Well, now I’m breaking that habit… because my foot hurts.
My plantar fasciitis (PF for the rest of this story) started in July, although at the time, I thought it was a bruised heel. Too much time in my six-year-old Keen sandals—the soles compressed to resemble cement. Too much time walking around town barefoot—on actual cement. Too much heel-striking: when my mileage creeps into the teens, my form becoming sloppy. Simply a bruise. Spending more time in better shoes fixed me right up. The pain went away until October.
What is PF?
Plantar—pertaining to the sole of the foot
Fascia—a thin sheath of fibrous tissue enclosing a muscle or other organ
Susan and I have the same argument every time I cook chicken breasts. I’m good about trimming off the fat (even though I love all forms of cooked fat—bacon and pork chops being my favorite, but I’m pretty happy with grilled chicken fat as well). But there’s also that thin membrane that coats the whole breast. It’s sort of a translucent, white film beneath the skin. I never cut that off, and Susan says it ruins the texture of the chicken. That’s the fascia. That’s what is swollen in my foot.
Surrounded by athletes: when I mention my PF, people glance away. They let out a little gasp and shake their heads. You’d think I told them I have inoperable cancer. Every one of them swears “it’s impossible to cure.” But they they’ve all had it, and they don’t have it now. Somehow, it goes away.
My October 50K did me in. I felt good after the run. But a week later I ran six miles, and my bruised heel returned. The next weekend I ran ten, and I finished in an ugly limp. I called up Tom. He’s a local orthopedic surgeon, and he’s a pretty strong athlete. He’s still a triathlete, a real one—he just ran an Ironman a couple of months ago. He’s had PF, too. He poked once, twice at my heel and gave me the news. He showed me a stretch and told me to ice and rest.
But I still had the Twisted Turkey to finish my annual racing calendar. I always run this race. I already paid for it. Tom said it wouldn’t do much harm, just slow down my recovery. So after a month of not running, I jogged a 15K, and I haven’t wanted to go running since.
I guess I’m still a cyclist. But I don’t ride much. And now the weather’s getting cold… (sigh). I ride to work every day, but that doesn’t really count. The round trip is a mile.

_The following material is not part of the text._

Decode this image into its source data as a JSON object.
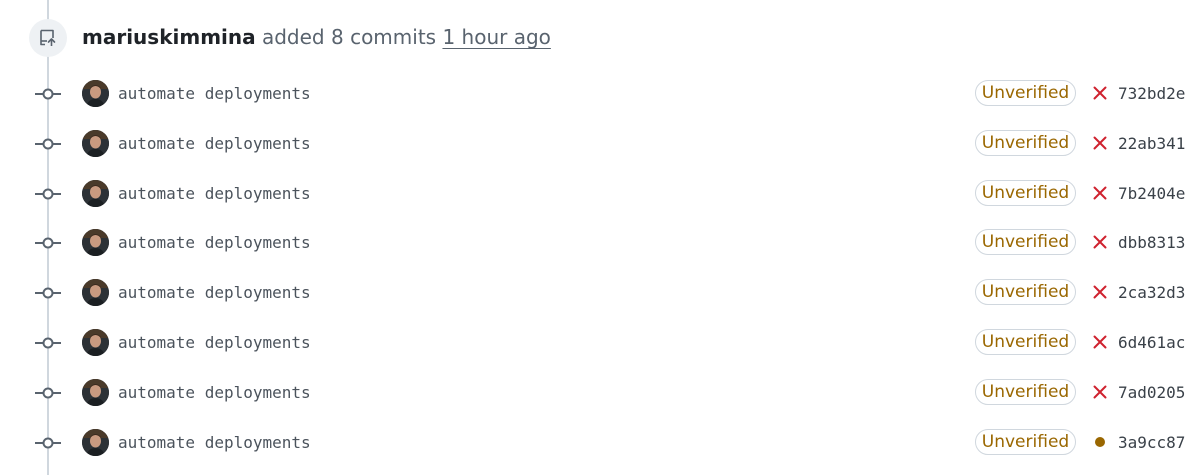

What I’ve been doing for the past couple of months is spinning. I’m an indoor cycle instructor—I get paid while I workout, so in my mind that makes me a professional athlete. I play an hour of music and I choreograph a challenging ride for a room full of people. Lots of intervals, lots of speedwork, lots of climbing, and slow grinding flats. Each week, I teach my class, and I pick up a couple of extra hours on a spin bike—either subbing for another instructor or simply hopping onto a bike with a set of headphones.
Cardiovascularly, spinning’s a good approximation of a running workout. And because I’ve been running for forty years, I’m not concerned about losing my fitness. My muscles will remember what to do when I return to running. Plus, I can’t get any slower.
I’ve been dreading this injury for years. Worried about the overuse injury that knocks me off running for two or three months. But since it happened just before winter, and because I’ve met all of my annual running goals, I don’t seem to care at all. This just gives me permission to be coddled, to keep my winter workouts indoors. I’m not going to worry about the approaching sub-zero temperatures and the short hours of daylight, those winter challenges that leave me wondering when I’m going to run.
Because I’m not going to run. I’m going to put my music library on shuffle and veg-out for ninety-minute increments in the spin room at my work.